The dead come to us in Flow.

Think of improvisational Jazz, a sax player hears a rhythm and follows it.

As they are in the Zone, they hear the bop of another beat, distant but getting closer, and they pick it up, play with it, follow it up and down, all around, back and forth. They may very well be channeling the spirit-sound from a musician long dead or a song sung to them when they were kids.

Music is time travel.

Later I’ll write about how the music you choose to listen to over and over again, especially as you age, can begin to shrink your ability to time travel or to appear in the zone, but for now, I want to show proof of an artist who time traveled.
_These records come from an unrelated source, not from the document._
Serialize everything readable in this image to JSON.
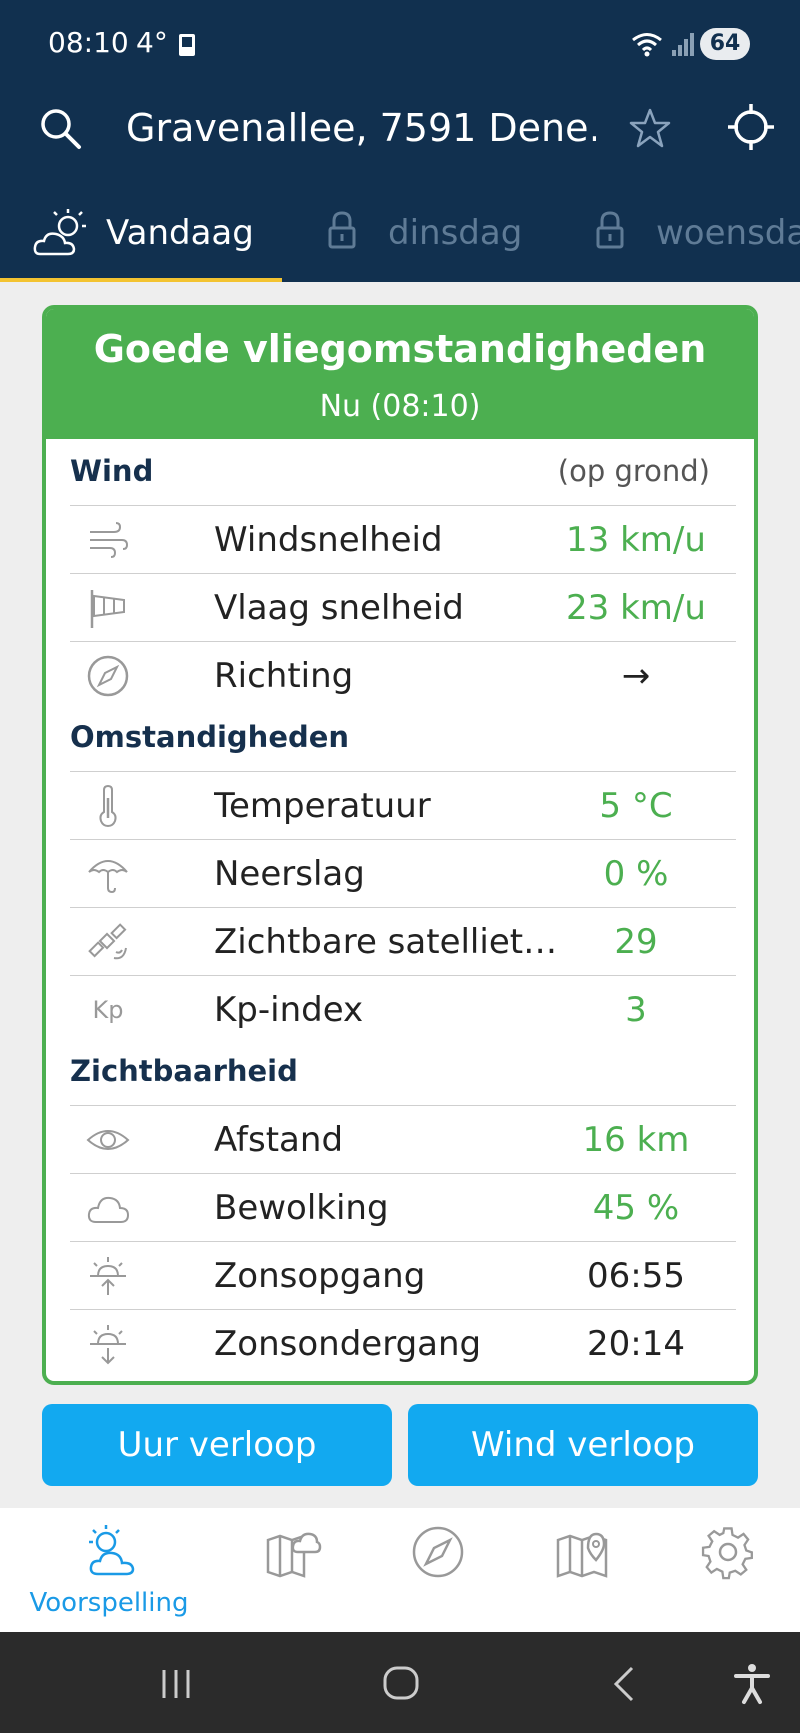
{
  "status_bar": {
    "time": "08:10",
    "temperature": "4°",
    "battery": "64"
  },
  "header": {
    "location": "Gravenallee, 7591 Dene…",
    "search_icon": "search-icon",
    "favorite_icon": "star-icon",
    "locate_icon": "crosshair-icon"
  },
  "tabs": [
    {
      "label": "Vandaag",
      "icon": "partly-cloudy-icon",
      "active": true
    },
    {
      "label": "dinsdag",
      "icon": "lock-icon",
      "active": false
    },
    {
      "label": "woensda",
      "icon": "lock-icon",
      "active": false
    }
  ],
  "card": {
    "title": "Goede vliegomstandigheden",
    "subtitle": "Nu (08:10)",
    "wind": {
      "title": "Wind",
      "note": "(op grond)",
      "rows": [
        {
          "label": "Windsnelheid",
          "value": "13 km/u",
          "icon": "wind-icon"
        },
        {
          "label": "Vlaag snelheid",
          "value": "23 km/u",
          "icon": "windsock-icon"
        },
        {
          "label": "Richting",
          "value": "→",
          "icon": "compass-icon"
        }
      ]
    },
    "conditions": {
      "title": "Omstandigheden",
      "rows": [
        {
          "label": "Temperatuur",
          "value": "5 °C",
          "icon": "thermometer-icon"
        },
        {
          "label": "Neerslag",
          "value": "0 %",
          "icon": "umbrella-icon"
        },
        {
          "label": "Zichtbare satelliet…",
          "value": "29",
          "icon": "satellite-icon"
        },
        {
          "label": "Kp-index",
          "value": "3",
          "icon_text": "Kp"
        }
      ]
    },
    "visibility": {
      "title": "Zichtbaarheid",
      "rows": [
        {
          "label": "Afstand",
          "value": "16 km",
          "icon": "eye-icon"
        },
        {
          "label": "Bewolking",
          "value": "45 %",
          "icon": "cloud-icon"
        },
        {
          "label": "Zonsopgang",
          "value": "06:55",
          "icon": "sunrise-icon"
        },
        {
          "label": "Zonsondergang",
          "value": "20:14",
          "icon": "sunset-icon"
        }
      ]
    }
  },
  "buttons": {
    "hourly": "Uur verloop",
    "wind": "Wind verloop"
  },
  "bottom_nav": {
    "forecast_label": "Voorspelling"
  },
  "colors": {
    "header_bg": "#11304f",
    "good_green": "#4caf50",
    "button_blue": "#12a9f0",
    "tab_underline": "#f3c331"
  }
}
Or, to be fair, who time travels NOW, because although this artist is long dead, he’s still out there in the Zone.

The example is Beethoven’s Piano Sonata No. 3 in C Major, Op. 2 No. 3.

(Hmm, I won’t go into the numerology of it, 3+3+2, the number eight, which circles around and around like an infinity sign.)

I admire his work, but until I heard this piece, I never thought of him as great as Bach, who spends so much time in the Zone that he can appear anywhere and anytime unannounced, even in a Led Zeppelin riff or jazz improvisation.

But in this Beethoven’s Piano Sonata, we can map his journey into the Zone.

To experience this, imagine here’s what happened:

One early morning, Ludwig, still in his Ebenezer Scrooge nightgown, walks to his piano, sits down, still glowing from a peaceful night’s sleep.

He begins to play a tune he heard in his dream.

It’s very early, still dark outside.

Everybody else is sleeping.

He starts to play.

Nothing special.

But listen to it, and imagine each note is a step along a path leading into something, a forest, a garden, a portal, a wormhole. He may or may not have been conscious of where he was going as he was playing that morning, because he’s following the music from the dream.

The player in the link I provide is Lang Lang, a badass pianist who I’m sure spends a lot of time in the zone.

At the 1:14 seconds mark, the portal opens.

He falls into the future.

He communicates with multiple artists who are also in the Zone, maybe Philip Glass is there, Thelonious Monk, maybe Ludovico Einaudi, and because there’s no time-space in the Zone, all can be in there at the same time, although this is ineffable, because there is no time.

Every time you enter into the zone, you enter into every  time.

So after 1:14 seconds in this video of Lang Lang, Beethoven falls into a wormhole, and the music become dances, geometrical rhythms, triangles and circles, spirits of the New Age, entities outside of his own time-space.

Listen. At exactly the 1:14 mark.

(Sorry if you have to sit through part of a commercial before the music begins)

But go with Ludwig.

Follow him with your imagination, not your intellect.

Do you see the breach?

Lang Lang in the Zone with Ludwig.


This morning, when it was still dark and the room was lit by candles, I picked up my coffee mug.  I like my coffee strong and bold, and I took a drink, but it tasted like a peach. 

I felt like I had taken a sip of an entire peach, bitter and fuzzy.

And I realized the peach is a wormhole.

There are times when we taste something, even if it’s something we eat often, a cheesy cracker, a donut, and for some reason and for only a flash our brain tells us that we’re tasting something entirely different. We might take a bite from a chocolate bar, but for a pop not-even-a-second we taste broccoli.

We usually ignore these moments, shift our focus back to “reality,” and the next bite tastes like a chocolate bar, like it’s supposed to.

These are seemingly meaningless moments of life.

But perhaps when those moments come, if I allow my imagination to play with the idea that there is a reason why my coffee tastes like a peach, I might be able to see other slices of reality.

I’m not only experiencing the thing in front of me, the coffee, but my neural network is lighting up all over my brain, moving around like an aerial view of LA freeways.

Other tastes are evoked in my memory, other flavors linked to emotional experiences throughout my life.

When my coffee tastes like a peach, all times of my life from birth to death come together.

The peach is a wormhole, and it allows me to time travel. 

Dare I eat one?